posted on Mar, 1 2016 @ 07:30 AM
originally posted by: B2StealthBomber
a reply to: Bedlam
I know they can detect the ones going off.
I was taking about the sensor package on the MILSTAR sats that can pick up the high velocity spin offs of enriched uranium.
I know some oddball yet not for consumption features of the newer MILSTAR sats, (and the DSP constellation) but not that one.
I assume you're talking about a gamma spectrometer?
If the nuke's not putting out much in the way of radiation to begin with, by the time you get nearly 26,000 miles away, you're never ever going to
localize even strong gamma emissions. A satellite in geosync is not a useful thing for that sort of service. You need to be really close.

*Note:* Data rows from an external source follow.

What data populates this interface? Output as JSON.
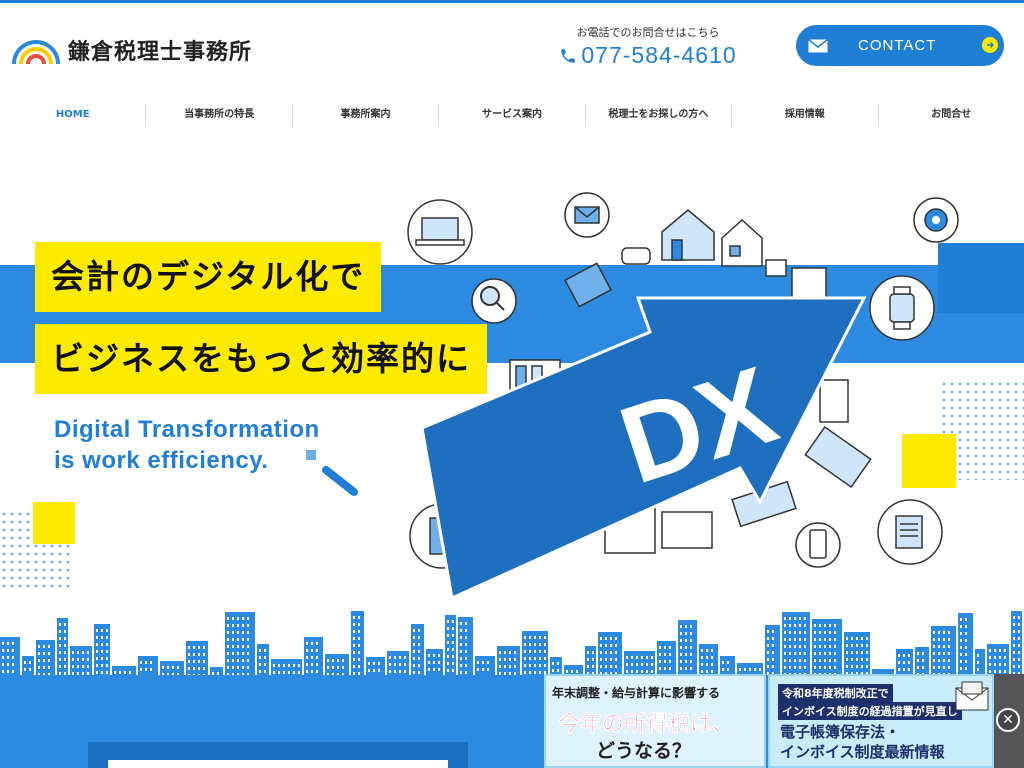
{
  "header": {
    "logo_text": "鎌倉税理士事務所",
    "phone_label": "お電話でのお問合せはこちら",
    "phone_number": "077-584-4610",
    "contact_label": "CONTACT"
  },
  "nav": {
    "items": [
      {
        "label": "HOME"
      },
      {
        "label": "当事務所の特長"
      },
      {
        "label": "事務所案内"
      },
      {
        "label": "サービス案内"
      },
      {
        "label": "税理士をお探しの方へ"
      },
      {
        "label": "採用情報"
      },
      {
        "label": "お問合せ"
      }
    ]
  },
  "hero": {
    "catch1": "会計のデジタル化で",
    "catch2": "ビジネスをもっと効率的に",
    "sub_en_line1": "Digital Transformation",
    "sub_en_line2": "is work efficiency.",
    "arrow_text": "DX"
  },
  "banners": {
    "tax": {
      "top": "年末調整・給与計算に影響する",
      "main": "今年の所得税は、",
      "sub": "どうなる？"
    },
    "invoice": {
      "tag1": "令和8年度税制改正で",
      "tag2": "インボイス制度の経過措置が見直し",
      "main1": "電子帳簿保存法・",
      "main2": "インボイス制度最新情報"
    },
    "close_symbol": "✕"
  },
  "colors": {
    "brand_blue": "#1f7fd6",
    "band_blue": "#2c8be0",
    "accent_yellow": "#ffeb00"
  }
}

Hell, even scanning with [redacted] is tough, and you have to map out existing sources before you go looking.
eta: even enriched uranium isn't all that radioactive. The half-life's nearly a billion years.
etaa: MILSTAR needs updating. But I wouldn't bet on a geosync bird managing to spot nukes on the ground even with the best sensors we got.
on 1-3-2016 by Bedlam because: (no reason given)